The Role of the Lottery in Government

The lottery hongkong pools is a game in which participants pay for a chance to win a prize based on the results of a random drawing. Prizes are typically cash or goods. Lotteries are often organized by state governments, but they may also be run by private organizations. Many states have laws governing the operation of lotteries, and some have banned them altogether. In general, lottery revenues can be used to fund government programs or for other purposes. The lottery has long been a popular form of gambling, and the state governments that run it are often subject to pressures to increase the frequency and size of prizes.

Whether the lottery is seen as a legitimate form of gambling or simply as a way to fund state projects, it has been widely adopted in a number of countries. It is particularly popular in the US, where it is estimated to generate over $60 billion a year in revenue. While the profits from a lottery can be considerable, it is important to remember that the chances of winning are very small.
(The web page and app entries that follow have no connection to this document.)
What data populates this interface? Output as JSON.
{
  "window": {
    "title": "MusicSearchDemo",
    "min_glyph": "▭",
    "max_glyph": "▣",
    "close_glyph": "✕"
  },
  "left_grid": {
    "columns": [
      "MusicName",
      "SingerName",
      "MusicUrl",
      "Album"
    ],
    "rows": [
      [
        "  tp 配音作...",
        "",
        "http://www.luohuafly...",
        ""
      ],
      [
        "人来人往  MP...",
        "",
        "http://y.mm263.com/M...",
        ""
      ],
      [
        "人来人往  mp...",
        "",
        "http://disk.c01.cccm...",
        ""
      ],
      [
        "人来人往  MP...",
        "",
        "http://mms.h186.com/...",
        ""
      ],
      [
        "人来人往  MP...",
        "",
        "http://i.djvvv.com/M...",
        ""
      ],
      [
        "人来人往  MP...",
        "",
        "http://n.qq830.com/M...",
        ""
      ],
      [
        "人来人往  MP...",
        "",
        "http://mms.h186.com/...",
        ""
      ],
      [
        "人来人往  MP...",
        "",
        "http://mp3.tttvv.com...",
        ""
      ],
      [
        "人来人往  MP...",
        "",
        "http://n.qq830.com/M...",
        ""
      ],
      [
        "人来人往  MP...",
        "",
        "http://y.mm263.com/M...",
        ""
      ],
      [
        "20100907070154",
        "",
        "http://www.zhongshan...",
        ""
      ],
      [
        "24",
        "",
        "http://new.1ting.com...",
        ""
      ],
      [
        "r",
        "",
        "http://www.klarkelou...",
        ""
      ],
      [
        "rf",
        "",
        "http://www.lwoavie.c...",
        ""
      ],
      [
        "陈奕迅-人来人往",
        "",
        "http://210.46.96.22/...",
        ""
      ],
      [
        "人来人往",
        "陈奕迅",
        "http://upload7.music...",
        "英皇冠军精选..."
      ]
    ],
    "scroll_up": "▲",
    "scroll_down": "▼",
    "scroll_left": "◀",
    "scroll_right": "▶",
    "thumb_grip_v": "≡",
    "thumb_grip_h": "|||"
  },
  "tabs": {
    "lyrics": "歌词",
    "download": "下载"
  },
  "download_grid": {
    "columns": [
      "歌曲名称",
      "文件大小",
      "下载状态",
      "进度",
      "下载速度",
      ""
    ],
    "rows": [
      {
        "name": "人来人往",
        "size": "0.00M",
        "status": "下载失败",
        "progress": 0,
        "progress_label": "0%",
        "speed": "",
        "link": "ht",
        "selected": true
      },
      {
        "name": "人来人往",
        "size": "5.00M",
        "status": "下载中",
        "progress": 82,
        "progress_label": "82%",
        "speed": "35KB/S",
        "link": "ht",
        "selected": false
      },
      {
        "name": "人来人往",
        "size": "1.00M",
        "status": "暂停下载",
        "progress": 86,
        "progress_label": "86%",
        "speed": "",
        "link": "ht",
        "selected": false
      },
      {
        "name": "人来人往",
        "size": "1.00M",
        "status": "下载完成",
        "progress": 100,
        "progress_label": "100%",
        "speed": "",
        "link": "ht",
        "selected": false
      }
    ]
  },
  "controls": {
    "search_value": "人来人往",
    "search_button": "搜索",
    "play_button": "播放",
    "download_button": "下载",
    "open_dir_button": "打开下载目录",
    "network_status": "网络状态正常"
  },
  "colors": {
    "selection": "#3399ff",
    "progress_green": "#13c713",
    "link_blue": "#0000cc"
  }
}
In fact, it is estimated that the odds of winning the Powerball lottery are 1 in 195 million.

In the past, lottery proceeds were often used to support charitable and public purposes, such as town fortifications or helping the poor. The first recorded lottery to offer tickets for a fixed amount of money was conducted by the Roman Emperor Augustus for repairs to the city of Rome. The first modern lotteries appeared in the Low Countries in the 15th century, and they were accompanied by an increasing number of rules aimed at minimizing fraud and corruption.

Lottery games are characterized by rapid initial growth in ticket sales, which level off and sometimes decline over time. This has prompted the development of new types of games, such as video poker and keno, in order to maintain or increase revenues. Lottery advertising is also an important component of the industry.

A state’s ability to manage a lottery is dependent on its political culture and the structure of its government. Politicians at the local, county, and state levels make decisions about how to organize a lottery with little guidance from centralized authority. As a result, policy is made piecemeal and incrementally, and it is difficult to develop a coherent overall view of the lottery’s role in a state’s gambling industry.

In an era where state budgets are increasingly dependent on “painless” lottery revenues, the ability of politicians to prioritize public goals is limited. It is often difficult to balance the need for lottery funds with competing priorities such as subsidized housing units or kindergarten placements. In addition, the fragmented nature of lottery decisions among legislative and executive branches makes it difficult to keep the overall public interest in mind. As a result, it is common for lottery officials to become addicted to their profits and fail to exercise restraint when they face demands to expand the games they offer.